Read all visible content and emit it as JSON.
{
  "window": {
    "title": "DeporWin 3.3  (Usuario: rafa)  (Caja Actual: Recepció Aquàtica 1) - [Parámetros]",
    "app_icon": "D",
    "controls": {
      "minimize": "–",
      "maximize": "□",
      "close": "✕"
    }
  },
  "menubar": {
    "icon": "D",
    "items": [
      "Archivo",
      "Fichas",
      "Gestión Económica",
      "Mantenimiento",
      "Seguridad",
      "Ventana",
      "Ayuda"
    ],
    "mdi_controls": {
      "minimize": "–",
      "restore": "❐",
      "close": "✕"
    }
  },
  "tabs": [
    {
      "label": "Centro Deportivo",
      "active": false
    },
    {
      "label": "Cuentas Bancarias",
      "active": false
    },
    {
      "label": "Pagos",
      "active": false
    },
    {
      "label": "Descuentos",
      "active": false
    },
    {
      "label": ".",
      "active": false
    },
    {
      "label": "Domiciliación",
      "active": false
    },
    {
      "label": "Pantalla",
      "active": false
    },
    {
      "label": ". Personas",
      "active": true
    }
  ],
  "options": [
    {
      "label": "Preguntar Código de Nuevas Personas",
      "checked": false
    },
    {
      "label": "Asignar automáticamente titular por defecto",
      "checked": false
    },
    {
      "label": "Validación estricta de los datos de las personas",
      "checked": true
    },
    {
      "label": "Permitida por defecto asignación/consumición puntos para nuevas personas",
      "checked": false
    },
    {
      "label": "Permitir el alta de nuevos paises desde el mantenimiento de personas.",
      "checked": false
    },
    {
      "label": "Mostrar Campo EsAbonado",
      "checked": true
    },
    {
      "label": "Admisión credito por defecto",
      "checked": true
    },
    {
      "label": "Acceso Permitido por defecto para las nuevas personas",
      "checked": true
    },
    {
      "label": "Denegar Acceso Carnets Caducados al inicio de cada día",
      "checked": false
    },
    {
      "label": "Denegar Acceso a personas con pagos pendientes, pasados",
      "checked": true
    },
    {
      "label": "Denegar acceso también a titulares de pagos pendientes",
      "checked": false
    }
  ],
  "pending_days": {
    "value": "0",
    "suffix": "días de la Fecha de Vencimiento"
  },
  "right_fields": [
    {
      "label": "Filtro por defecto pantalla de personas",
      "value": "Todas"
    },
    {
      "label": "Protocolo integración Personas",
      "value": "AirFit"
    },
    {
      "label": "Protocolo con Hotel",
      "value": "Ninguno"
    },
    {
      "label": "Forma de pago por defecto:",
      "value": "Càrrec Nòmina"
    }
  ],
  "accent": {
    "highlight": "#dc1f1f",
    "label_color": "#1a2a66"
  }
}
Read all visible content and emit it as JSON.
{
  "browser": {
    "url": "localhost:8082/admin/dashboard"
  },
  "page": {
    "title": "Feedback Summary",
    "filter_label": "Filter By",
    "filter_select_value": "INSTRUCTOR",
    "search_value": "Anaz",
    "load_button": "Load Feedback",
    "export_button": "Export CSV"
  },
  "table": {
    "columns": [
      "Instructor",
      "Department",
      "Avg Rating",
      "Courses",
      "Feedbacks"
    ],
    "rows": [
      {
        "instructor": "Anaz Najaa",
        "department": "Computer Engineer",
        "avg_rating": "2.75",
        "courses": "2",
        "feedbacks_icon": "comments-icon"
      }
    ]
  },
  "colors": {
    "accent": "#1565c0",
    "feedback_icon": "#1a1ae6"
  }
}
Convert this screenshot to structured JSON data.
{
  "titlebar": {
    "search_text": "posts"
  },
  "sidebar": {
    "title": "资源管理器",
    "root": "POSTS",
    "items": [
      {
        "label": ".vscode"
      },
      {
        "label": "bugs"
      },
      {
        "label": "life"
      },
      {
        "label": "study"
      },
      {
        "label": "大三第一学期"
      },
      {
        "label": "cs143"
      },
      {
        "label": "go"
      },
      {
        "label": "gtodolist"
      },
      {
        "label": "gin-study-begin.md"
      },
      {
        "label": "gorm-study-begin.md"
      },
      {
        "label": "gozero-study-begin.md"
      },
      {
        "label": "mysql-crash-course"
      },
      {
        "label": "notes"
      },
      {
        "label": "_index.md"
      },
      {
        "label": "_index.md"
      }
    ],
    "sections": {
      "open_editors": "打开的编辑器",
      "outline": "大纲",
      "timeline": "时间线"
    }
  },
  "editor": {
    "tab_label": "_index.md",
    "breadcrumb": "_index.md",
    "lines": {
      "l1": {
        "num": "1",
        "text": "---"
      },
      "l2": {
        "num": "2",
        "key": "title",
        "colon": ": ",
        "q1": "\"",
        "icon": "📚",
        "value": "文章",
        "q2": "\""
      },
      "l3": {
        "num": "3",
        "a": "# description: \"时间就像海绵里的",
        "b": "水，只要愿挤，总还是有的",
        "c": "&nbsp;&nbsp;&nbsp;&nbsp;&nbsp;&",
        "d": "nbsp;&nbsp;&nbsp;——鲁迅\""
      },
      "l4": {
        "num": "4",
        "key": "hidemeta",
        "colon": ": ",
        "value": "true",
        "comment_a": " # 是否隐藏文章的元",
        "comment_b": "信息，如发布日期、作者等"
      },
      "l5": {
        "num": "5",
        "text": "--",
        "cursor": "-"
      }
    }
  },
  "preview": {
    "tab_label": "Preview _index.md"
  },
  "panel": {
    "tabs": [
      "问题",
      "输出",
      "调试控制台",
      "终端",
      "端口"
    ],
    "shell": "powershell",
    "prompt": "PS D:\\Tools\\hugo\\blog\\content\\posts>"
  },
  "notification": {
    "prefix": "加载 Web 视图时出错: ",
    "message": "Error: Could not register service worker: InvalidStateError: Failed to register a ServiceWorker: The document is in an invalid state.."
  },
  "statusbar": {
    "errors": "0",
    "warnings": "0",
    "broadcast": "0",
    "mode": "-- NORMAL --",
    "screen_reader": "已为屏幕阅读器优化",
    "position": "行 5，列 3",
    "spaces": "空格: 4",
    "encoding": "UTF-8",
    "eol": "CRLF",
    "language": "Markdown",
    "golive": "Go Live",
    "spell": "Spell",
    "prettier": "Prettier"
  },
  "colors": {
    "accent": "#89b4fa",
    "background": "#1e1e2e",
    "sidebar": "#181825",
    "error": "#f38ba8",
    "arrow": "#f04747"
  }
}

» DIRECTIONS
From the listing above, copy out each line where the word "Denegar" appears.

» RESULT OF THE EXERCISE
      "label": "Denegar Acceso Carnets Caducados al inicio de cada día",
      "label": "Denegar Acceso a personas con pagos pendientes, pasados",
      "label": "Denegar acceso también a titulares de pagos pendientes",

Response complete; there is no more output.